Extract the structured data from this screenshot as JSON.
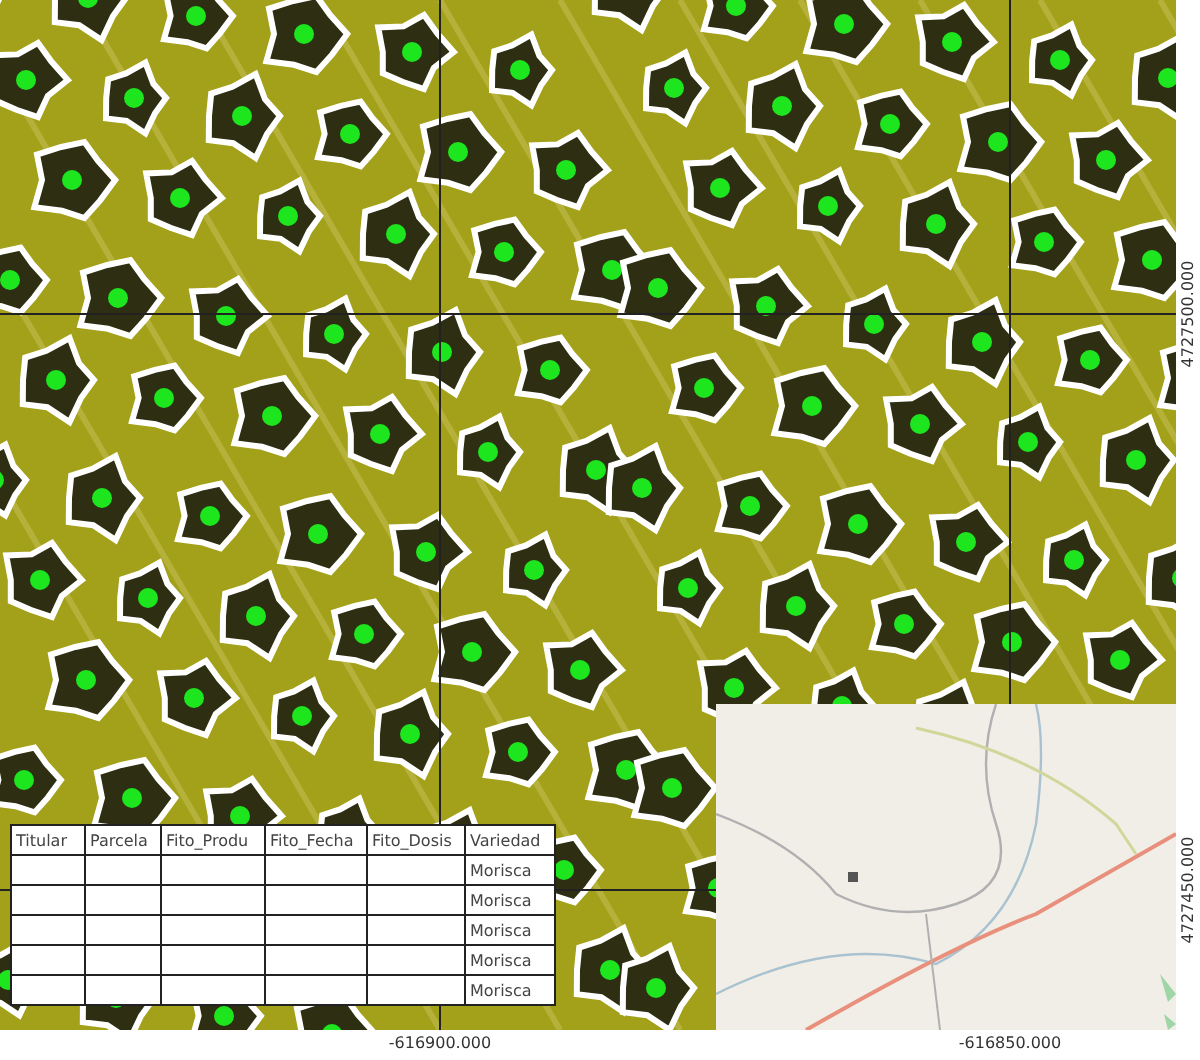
{
  "map": {
    "x_labels": [
      "-616900.000",
      "-616850.000"
    ],
    "y_labels": [
      "4727500.000",
      "4727450.000"
    ]
  },
  "table": {
    "columns": [
      "Titular",
      "Parcela",
      "Fito_Produ",
      "Fito_Fecha",
      "Fito_Dosis",
      "Variedad"
    ],
    "rows": [
      {
        "variedad": "Morisca"
      },
      {
        "variedad": "Morisca"
      },
      {
        "variedad": "Morisca"
      },
      {
        "variedad": "Morisca"
      },
      {
        "variedad": "Morisca"
      }
    ]
  }
}
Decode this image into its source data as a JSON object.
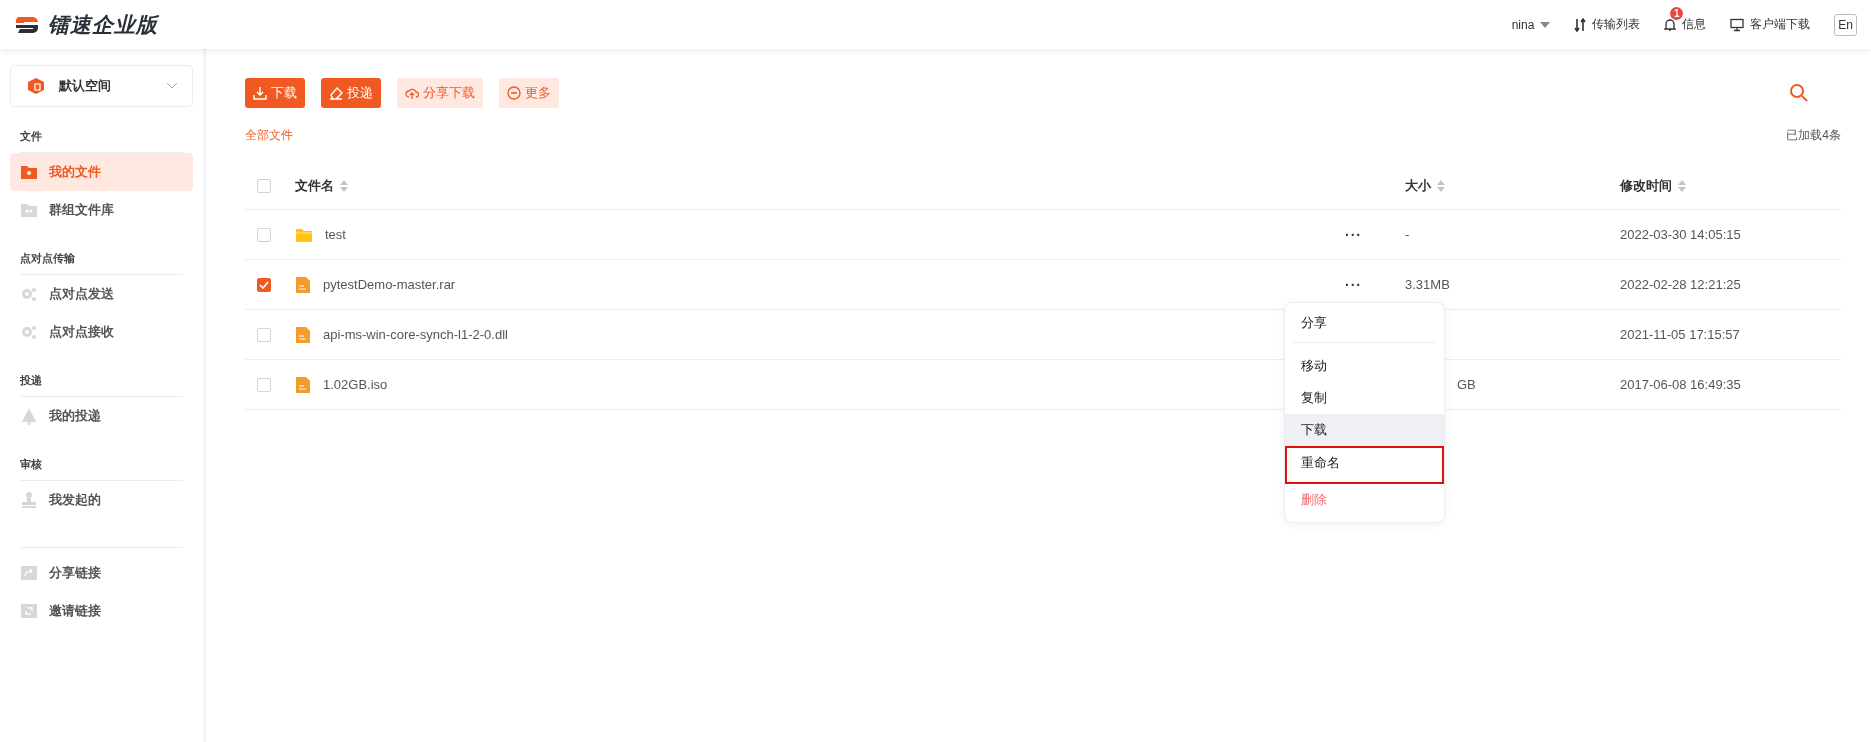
{
  "header": {
    "logo_text": "镭速企业版",
    "user": "nina",
    "links": [
      {
        "kind": "transfer",
        "label": "传输列表"
      },
      {
        "kind": "messages",
        "label": "信息",
        "badge": "1"
      },
      {
        "kind": "client",
        "label": "客户端下载"
      }
    ],
    "language": "En"
  },
  "sidebar": {
    "space": "默认空间",
    "groups": [
      {
        "title": "文件",
        "items": [
          {
            "label": "我的文件",
            "selected": true
          },
          {
            "label": "群组文件库",
            "selected": false
          }
        ]
      },
      {
        "title": "点对点传输",
        "items": [
          {
            "label": "点对点发送",
            "selected": false
          },
          {
            "label": "点对点接收",
            "selected": false
          }
        ]
      },
      {
        "title": "投递",
        "items": [
          {
            "label": "我的投递",
            "selected": false
          }
        ]
      },
      {
        "title": "审核",
        "items": [
          {
            "label": "我发起的",
            "selected": false
          }
        ]
      },
      {
        "items": [
          {
            "label": "分享链接",
            "selected": false
          },
          {
            "label": "邀请链接",
            "selected": false
          }
        ]
      }
    ]
  },
  "toolbar": {
    "buttons": [
      {
        "label": "下载",
        "kind": "primary"
      },
      {
        "label": "投递",
        "kind": "primary"
      },
      {
        "label": "分享下载",
        "kind": "secondary"
      },
      {
        "label": "更多",
        "kind": "secondary"
      }
    ]
  },
  "breadcrumb": "全部文件",
  "loaded_count": "已加载4条",
  "table": {
    "columns": [
      "文件名",
      "大小",
      "修改时间"
    ],
    "all_checked": false,
    "rows": [
      {
        "kind": "folder",
        "name": "test",
        "size": "-",
        "modified": "2022-03-30 14:05:15",
        "checked": false,
        "more": "···"
      },
      {
        "kind": "file",
        "name": "pytestDemo-master.rar",
        "size": "3.31MB",
        "modified": "2022-02-28 12:21:25",
        "checked": true,
        "more": "···"
      },
      {
        "kind": "file",
        "name": "api-ms-win-core-synch-l1-2-0.dll",
        "modified": "2021-11-05 17:15:57",
        "checked": false
      },
      {
        "kind": "file",
        "name": "1.02GB.iso",
        "size": "GB",
        "size_partial": true,
        "modified": "2017-06-08 16:49:35",
        "checked": false
      }
    ]
  },
  "context_menu": {
    "items": [
      {
        "kind": "item",
        "label": "分享",
        "hovered": false,
        "highlighted": false
      },
      {
        "kind": "divider"
      },
      {
        "kind": "item",
        "label": "移动",
        "hovered": false,
        "highlighted": false
      },
      {
        "kind": "item",
        "label": "复制",
        "hovered": false,
        "highlighted": false
      },
      {
        "kind": "item",
        "label": "下载",
        "hovered": true,
        "highlighted": false
      },
      {
        "kind": "item",
        "label": "重命名",
        "hovered": false,
        "highlighted": true
      },
      {
        "kind": "danger",
        "label": "删除",
        "hovered": false,
        "highlighted": false
      }
    ]
  }
}
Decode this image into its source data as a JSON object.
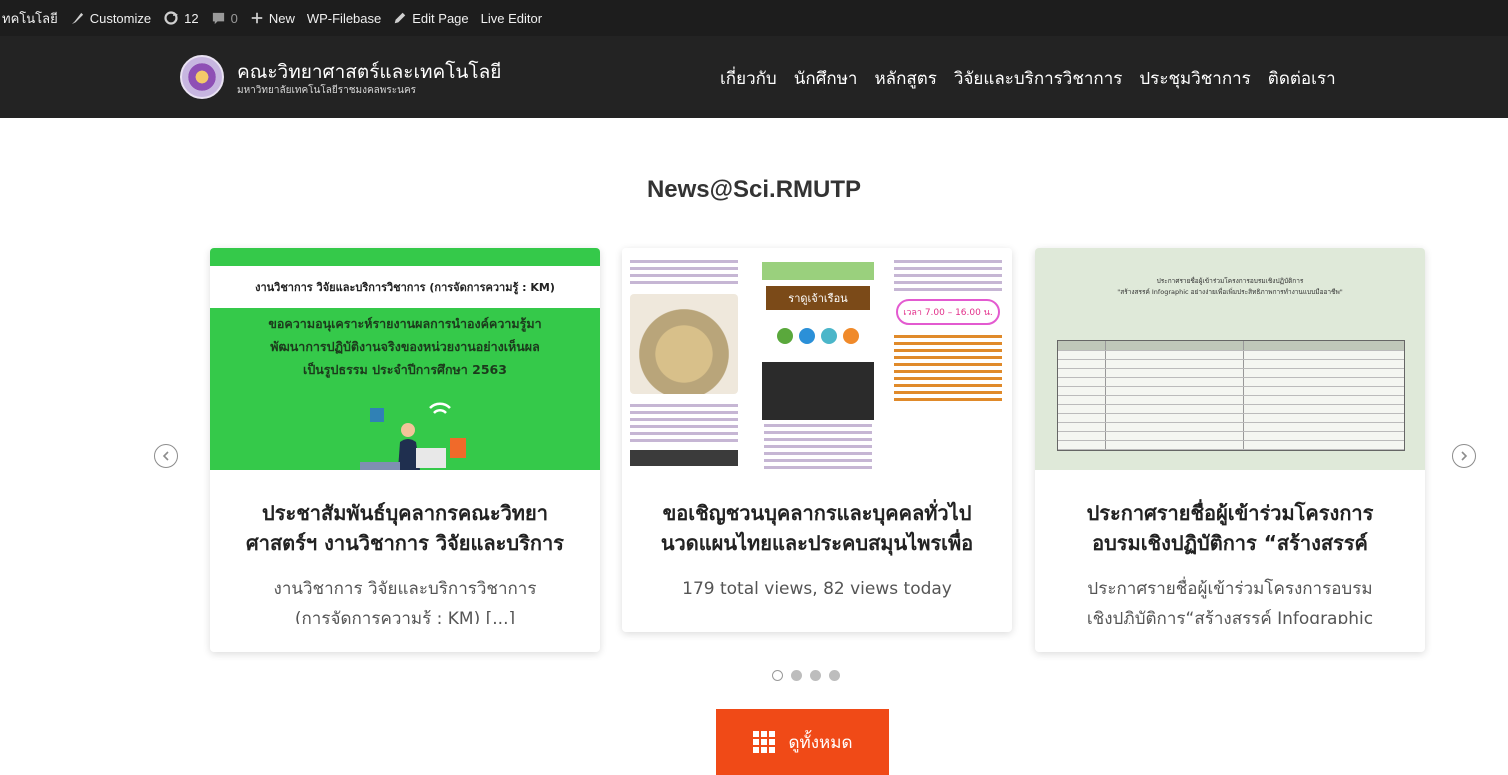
{
  "adminbar": {
    "site_name": "ทคโนโลยี",
    "customize": "Customize",
    "updates": "12",
    "comments": "0",
    "new": "New",
    "filebase": "WP-Filebase",
    "edit_page": "Edit Page",
    "live_editor": "Live Editor"
  },
  "header": {
    "title": "คณะวิทยาศาสตร์และเทคโนโลยี",
    "subtitle": "มหาวิทยาลัยเทคโนโลยีราชมงคลพระนคร",
    "nav": [
      "เกี่ยวกับ",
      "นักศึกษา",
      "หลักสูตร",
      "วิจัยและบริการวิชาการ",
      "ประชุมวิชาการ",
      "ติดต่อเรา"
    ]
  },
  "section": {
    "title": "News@Sci.RMUTP"
  },
  "cards": [
    {
      "img_header": "งานวิชาการ วิจัยและบริการวิชาการ (การจัดการความรู้ : KM)",
      "img_body": [
        "ขอความอนุเคราะห์รายงานผลการนำองค์ความรู้มา",
        "พัฒนาการปฏิบัติงานจริงของหน่วยงานอย่างเห็นผล",
        "เป็นรูปธรรม ประจำปีการศึกษา 2563"
      ],
      "title_line1": "ประชาสัมพันธ์บุคลากรคณะวิทยา",
      "title_line2": "ศาสตร์ฯ งานวิชาการ วิจัยและบริการ",
      "excerpt_line1": "งานวิชาการ วิจัยและบริการวิชาการ",
      "excerpt_line2": "(การจัดการความรู้ : KM) [...]"
    },
    {
      "img_banner": "ราดูเจ้าเรือน",
      "img_time": "เวลา 7.00 – 16.00 น.",
      "title_line1": "ขอเชิญชวนบุคลากรและบุคคลทั่วไป",
      "title_line2": "นวดแผนไทยและประคบสมุนไพรเพื่อ",
      "excerpt_line1": "179 total views,  82 views today"
    },
    {
      "img_heading1": "ประกาศรายชื่อผู้เข้าร่วมโครงการอบรมเชิงปฏิบัติการ",
      "img_heading2": "\"สร้างสรรค์ Infographic อย่างง่ายเพื่อเพิ่มประสิทธิภาพการทำงานแบบมืออาชีพ\"",
      "title_line1": "ประกาศรายชื่อผู้เข้าร่วมโครงการ",
      "title_line2": "อบรมเชิงปฏิบัติการ “สร้างสรรค์",
      "excerpt_line1": "ประกาศรายชื่อผู้เข้าร่วมโครงการอบรม",
      "excerpt_line2": "เชิงปฏิบัติการ“สร้างสรรค์ Infographic"
    }
  ],
  "pagination": {
    "count": 4,
    "active": 0
  },
  "view_all": {
    "label": "ดูทั้งหมด"
  },
  "colors": {
    "accent": "#f04a17",
    "header_bg": "#232323",
    "adminbar_bg": "#1d1d1d",
    "card1_green": "#35c94a"
  }
}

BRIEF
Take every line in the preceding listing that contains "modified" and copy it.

ANSWER TO THIS TASK
        "modified": "2022-03-30 14:05:15",
        "modified": "2022-02-28 12:21:25",
        "modified": "2021-11-05 17:15:57",
        "modified": "2017-06-08 16:49:35",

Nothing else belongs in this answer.